Review by Ian Keogh
There’s a concern that with the resolutely ordinary cover Nick Maandag has remained true to his intentions at the cost of alienating a prospective audience. In one way the cover exactly represents the content, as the longest of Maandag’s three stories stars Richard Wadsworth, a dull, middle-aged philosophy lecturer. The cover reflects his innately boring personality with a life to match, Maandag’s drily observant tone, and obliquely, that Wadsworth is a step apart. It sells the concept, but it doesn’t sell the comedy of misfortunes within, nor give any indication that the content is hilarious farce.
The title story darkly dissects how Wadsworth is entirely intellect accompanied by very little spontaneity or reason, at least when it comes to social situations. As per the sample art, again and again Nick Maandag exploits the comedy of contrasting Wadsworth’s analytical highbrow considerations with normal human life and expression. In this way it’s not too far removed from Viz’s ‘Mr. Logic’ strip, except that strip’s perpetual violent ending is replaced by personal embarrassment. In the manner of Father Ted’s mysterious exile to Craggy Island, references are made to Wadsworth having to leave his previous post, without supplying the specifics, which is the best way.
Around halfway through, Wadsworth has a transformative experience that activates previously dormant areas of his mind, and while positive in one respect, it only leads to more problems. There’s no love or sentimentality as Maandag mercilessly runs his victim through a succession of personal disasters knowing the root of humour is someone else’s misfortune. The deliberately rigid cartooning adds to the joke.
Wadsworth’s follies occupy around half the book, with ‘Night School’ and ‘The Disciple’ supplying almost all the remainder. They follow the tone of Maandag’s opener in presenting compliant people who’ll obey the most ridiculous instructions. The Fire Chief turns up at the night school just as initiative is being discussed. Part of the joke is that those concerned have none, to which Maandag adds surreal intrusions. These also occur in the Buddhist retreat where enforced celibacy is taking its toll on the adherents. In the form of bonus content Maandag supplies ten four-panel gag strips on the inside covers, featuring the same unexpected humour in more compact form.

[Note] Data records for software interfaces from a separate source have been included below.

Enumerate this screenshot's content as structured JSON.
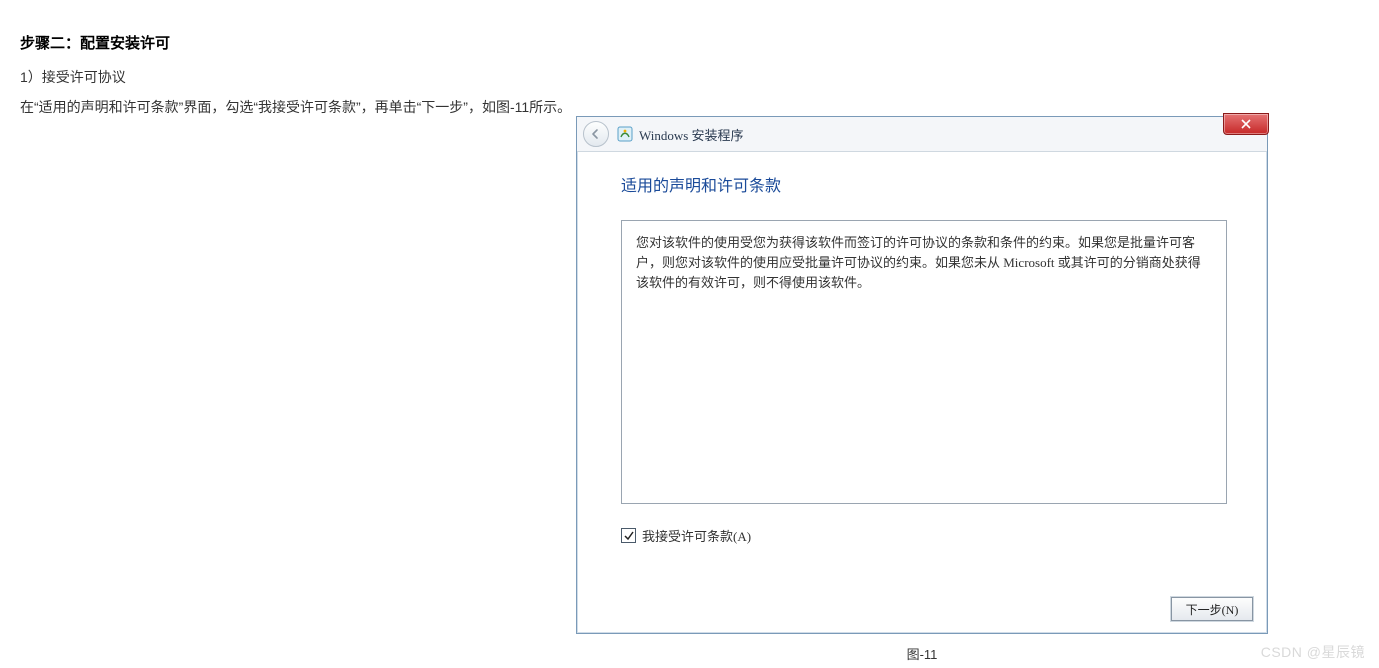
{
  "doc": {
    "step_title": "步骤二：配置安装许可",
    "sub_item": "1）接受许可协议",
    "body_text": "在“适用的声明和许可条款”界面，勾选“我接受许可条款”，再单击“下一步”，如图-11所示。"
  },
  "dialog": {
    "window_title": "Windows 安装程序",
    "heading": "适用的声明和许可条款",
    "license_text": "您对该软件的使用受您为获得该软件而签订的许可协议的条款和条件的约束。如果您是批量许可客户，则您对该软件的使用应受批量许可协议的约束。如果您未从 Microsoft 或其许可的分销商处获得该软件的有效许可，则不得使用该软件。",
    "accept_label": "我接受许可条款(A)",
    "accept_checked": true,
    "next_label": "下一步(N)"
  },
  "caption": "图-11",
  "watermark": "CSDN @星辰镜"
}
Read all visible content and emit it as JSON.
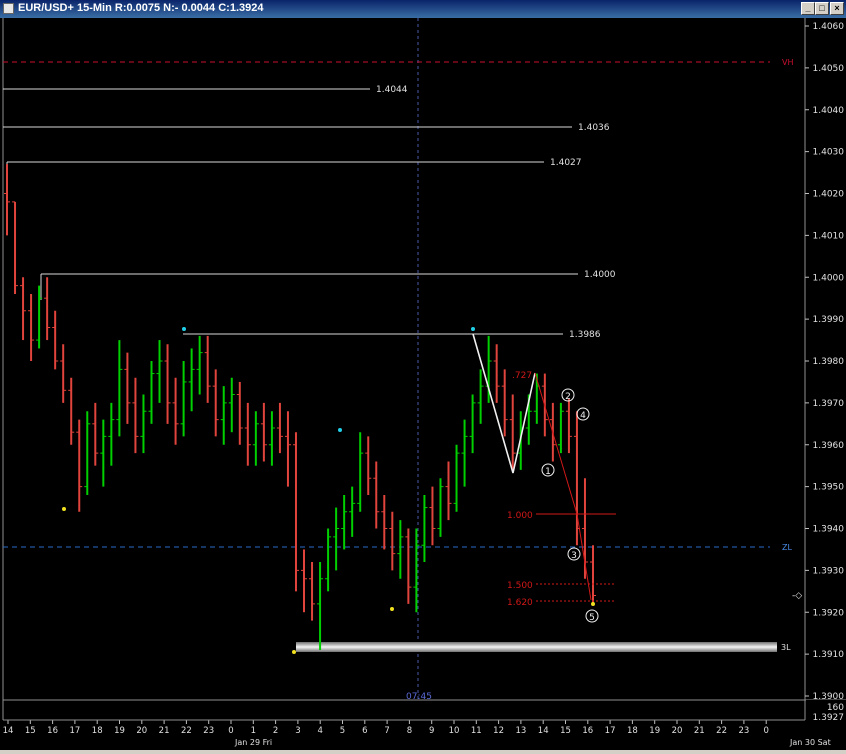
{
  "window": {
    "title": "EUR/USD+ 15-Min R:0.0075 N:- 0.0044 C:1.3924",
    "buttons": {
      "minimize": "_",
      "maximize": "□",
      "close": "×"
    }
  },
  "colors": {
    "background": "#000000",
    "up_bar": "#00d000",
    "down_bar": "#e0443c",
    "level_line": "#d8d8d8",
    "vh_line": "#c8102e",
    "zl_line": "#2a6cc8",
    "fib_red": "#d01818",
    "cyan_marker": "#20d0e8",
    "yellow_marker": "#f0e020"
  },
  "price_axis": {
    "ticks": [
      "1.4060",
      "1.4050",
      "1.4040",
      "1.4030",
      "1.4020",
      "1.4010",
      "1.4000",
      "1.3990",
      "1.3980",
      "1.3970",
      "1.3960",
      "1.3950",
      "1.3940",
      "1.3930",
      "1.3920",
      "1.3910",
      "1.3900"
    ],
    "readout_count": "160",
    "readout_price": "1.3927",
    "pointer_glyph": "-◇"
  },
  "time_axis": {
    "hour_labels": [
      "14",
      "15",
      "16",
      "17",
      "18",
      "19",
      "20",
      "21",
      "22",
      "23",
      "0",
      "1",
      "2",
      "3",
      "4",
      "5",
      "6",
      "7",
      "8",
      "9",
      "10",
      "11",
      "12",
      "13",
      "14",
      "15",
      "16",
      "17",
      "18",
      "19",
      "20",
      "21",
      "22",
      "23",
      "0"
    ],
    "date_labels": [
      "Jan 29 Fri",
      "Jan 30 Sat"
    ],
    "cursor_time": "07:45"
  },
  "levels": {
    "vh": "VH",
    "zl": "ZL",
    "three_l": "3L",
    "l_14044": "1.4044",
    "l_14036": "1.4036",
    "l_14027": "1.4027",
    "l_14000": "1.4000",
    "l_13986": "1.3986"
  },
  "fib": {
    "r_727": ".727",
    "r_1000": "1.000",
    "r_1500": "1.500",
    "r_1620": "1.620"
  },
  "waves": [
    "1",
    "2",
    "3",
    "4",
    "5"
  ],
  "chart_data": {
    "type": "candlestick",
    "symbol": "EUR/USD+",
    "timeframe": "15-Min",
    "last_close": 1.3924,
    "ylim": [
      1.39,
      1.406
    ],
    "bars": [
      [
        1.402,
        1.4027,
        1.401,
        1.4018
      ],
      [
        1.4018,
        1.4018,
        1.3996,
        1.3998
      ],
      [
        1.3998,
        1.4,
        1.3985,
        1.3992
      ],
      [
        1.3992,
        1.3996,
        1.398,
        1.3985
      ],
      [
        1.3985,
        1.3998,
        1.3983,
        1.3995
      ],
      [
        1.3995,
        1.4,
        1.3985,
        1.3988
      ],
      [
        1.3988,
        1.3992,
        1.3978,
        1.398
      ],
      [
        1.398,
        1.3984,
        1.397,
        1.3973
      ],
      [
        1.3973,
        1.3976,
        1.396,
        1.3963
      ],
      [
        1.3963,
        1.3966,
        1.3944,
        1.395
      ],
      [
        1.395,
        1.3968,
        1.3948,
        1.3965
      ],
      [
        1.3965,
        1.397,
        1.3955,
        1.3958
      ],
      [
        1.3958,
        1.3966,
        1.395,
        1.3962
      ],
      [
        1.3962,
        1.397,
        1.3955,
        1.3966
      ],
      [
        1.3966,
        1.3985,
        1.3962,
        1.3978
      ],
      [
        1.3978,
        1.3982,
        1.3965,
        1.397
      ],
      [
        1.397,
        1.3976,
        1.3958,
        1.3962
      ],
      [
        1.3962,
        1.3972,
        1.3958,
        1.3968
      ],
      [
        1.3968,
        1.398,
        1.3965,
        1.3977
      ],
      [
        1.3977,
        1.3985,
        1.397,
        1.398
      ],
      [
        1.398,
        1.3984,
        1.3965,
        1.397
      ],
      [
        1.397,
        1.3976,
        1.396,
        1.3965
      ],
      [
        1.3965,
        1.398,
        1.3962,
        1.3975
      ],
      [
        1.3975,
        1.3983,
        1.3968,
        1.3978
      ],
      [
        1.3978,
        1.3986,
        1.3972,
        1.3982
      ],
      [
        1.3982,
        1.3986,
        1.397,
        1.3974
      ],
      [
        1.3974,
        1.3978,
        1.3962,
        1.3966
      ],
      [
        1.3966,
        1.3974,
        1.396,
        1.397
      ],
      [
        1.397,
        1.3976,
        1.3963,
        1.3972
      ],
      [
        1.3972,
        1.3975,
        1.396,
        1.3964
      ],
      [
        1.3964,
        1.397,
        1.3955,
        1.396
      ],
      [
        1.396,
        1.3968,
        1.3955,
        1.3965
      ],
      [
        1.3965,
        1.397,
        1.3956,
        1.396
      ],
      [
        1.396,
        1.3968,
        1.3955,
        1.3964
      ],
      [
        1.3964,
        1.397,
        1.3958,
        1.3962
      ],
      [
        1.3962,
        1.3968,
        1.395,
        1.396
      ],
      [
        1.396,
        1.3963,
        1.3925,
        1.393
      ],
      [
        1.393,
        1.3935,
        1.392,
        1.3928
      ],
      [
        1.3928,
        1.3932,
        1.3918,
        1.3922
      ],
      [
        1.3922,
        1.3932,
        1.3911,
        1.3928
      ],
      [
        1.3928,
        1.394,
        1.3925,
        1.3938
      ],
      [
        1.3938,
        1.3945,
        1.393,
        1.394
      ],
      [
        1.394,
        1.3948,
        1.3935,
        1.3944
      ],
      [
        1.3944,
        1.395,
        1.3938,
        1.3946
      ],
      [
        1.3946,
        1.3963,
        1.3944,
        1.3958
      ],
      [
        1.3958,
        1.3962,
        1.3948,
        1.3952
      ],
      [
        1.3952,
        1.3956,
        1.394,
        1.3944
      ],
      [
        1.3944,
        1.3948,
        1.3935,
        1.394
      ],
      [
        1.394,
        1.3944,
        1.393,
        1.3934
      ],
      [
        1.3934,
        1.3942,
        1.3928,
        1.3938
      ],
      [
        1.3938,
        1.394,
        1.3922,
        1.3926
      ],
      [
        1.3926,
        1.394,
        1.392,
        1.3936
      ],
      [
        1.3936,
        1.3948,
        1.3932,
        1.3945
      ],
      [
        1.3945,
        1.395,
        1.3936,
        1.394
      ],
      [
        1.394,
        1.3952,
        1.3938,
        1.395
      ],
      [
        1.395,
        1.3956,
        1.3942,
        1.3946
      ],
      [
        1.3946,
        1.396,
        1.3944,
        1.3958
      ],
      [
        1.3958,
        1.3966,
        1.395,
        1.3962
      ],
      [
        1.3962,
        1.3972,
        1.3958,
        1.397
      ],
      [
        1.397,
        1.3978,
        1.3965,
        1.3974
      ],
      [
        1.3974,
        1.3986,
        1.397,
        1.398
      ],
      [
        1.398,
        1.3984,
        1.397,
        1.3974
      ],
      [
        1.3974,
        1.3978,
        1.3962,
        1.3966
      ],
      [
        1.3966,
        1.3972,
        1.3954,
        1.3958
      ],
      [
        1.3958,
        1.3968,
        1.3954,
        1.3964
      ],
      [
        1.3964,
        1.3972,
        1.396,
        1.3968
      ],
      [
        1.3968,
        1.3977,
        1.3965,
        1.3974
      ],
      [
        1.3974,
        1.3977,
        1.3962,
        1.3966
      ],
      [
        1.3966,
        1.397,
        1.3956,
        1.396
      ],
      [
        1.396,
        1.397,
        1.3958,
        1.3968
      ],
      [
        1.3968,
        1.3971,
        1.3958,
        1.3962
      ],
      [
        1.3962,
        1.3968,
        1.3936,
        1.394
      ],
      [
        1.394,
        1.3952,
        1.3928,
        1.3932
      ],
      [
        1.3932,
        1.3936,
        1.3922,
        1.3924
      ]
    ]
  }
}
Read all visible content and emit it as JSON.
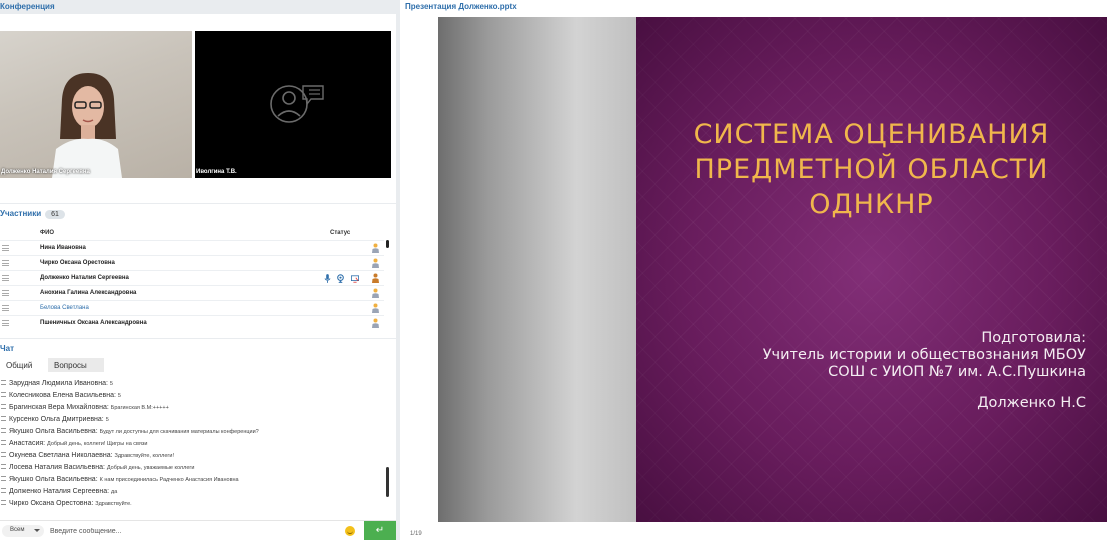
{
  "conference": {
    "title": "Конференция",
    "tiles": [
      {
        "name": "Долженко Наталия Сергеевна"
      },
      {
        "name": "Иволгина Т.В."
      }
    ]
  },
  "participants": {
    "title": "Участники",
    "count": "61",
    "col_fio": "ФИО",
    "col_status": "Статус",
    "rows": [
      {
        "name": "Нина Ивановна"
      },
      {
        "name": "Чирко  Оксана Орестовна"
      },
      {
        "name": "Долженко Наталия Сергеевна"
      },
      {
        "name": "Анохина  Галина Александровна"
      },
      {
        "name": "Белова Светлана"
      },
      {
        "name": "Пшеничных Оксана  Александровна"
      }
    ]
  },
  "chat": {
    "title": "Чат",
    "tab_general": "Общий",
    "tab_questions": "Вопросы",
    "messages": [
      {
        "author": "Зарудная Людмила  Ивановна:",
        "text": "5"
      },
      {
        "author": "Колесникова Елена  Васильевна:",
        "text": "5"
      },
      {
        "author": "Брагинская Вера  Михайловна:",
        "text": "Брагинская В.М:+++++"
      },
      {
        "author": "Курсенко Ольга  Дмитриевна:",
        "text": "5"
      },
      {
        "author": "Якушко Ольга  Васильевна:",
        "text": "Будут ли доступны для скачивания материалы конференции?"
      },
      {
        "author": "Анастасия:",
        "text": "Добрый день, коллеги! Щигры на связи"
      },
      {
        "author": "Окунева Светлана  Николаевна:",
        "text": "Здравствуйте, коллеги!"
      },
      {
        "author": "Лосева Наталия Васильевна:",
        "text": "Добрый день, уважаемые коллеги"
      },
      {
        "author": "Якушко Ольга  Васильевна:",
        "text": "К нам присоединилась Радченко Анастасия Ивановна"
      },
      {
        "author": "Долженко Наталия Сергеевна:",
        "text": "да"
      },
      {
        "author": "Чирко  Оксана Орестовна:",
        "text": "Здравствуйте."
      }
    ],
    "recipient": "Всем",
    "input_placeholder": "Введите сообщение...",
    "send_symbol": "↵"
  },
  "presentation": {
    "title": "Презентация Долженко.pptx",
    "slide_title": "СИСТЕМА ОЦЕНИВАНИЯ ПРЕДМЕТНОЙ ОБЛАСТИ ОДНКНР",
    "prepared_label": "Подготовила:",
    "position_line1": "Учитель истории и обществознания МБОУ",
    "position_line2": "СОШ с УИОП №7 им. А.С.Пушкина",
    "author": "Долженко Н.С",
    "page": "1/19"
  }
}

Let’s hope the joke of the cover isn’t too subtle, as this is a selection of deliberately crude and very funny, occasionally laugh out loud, stories.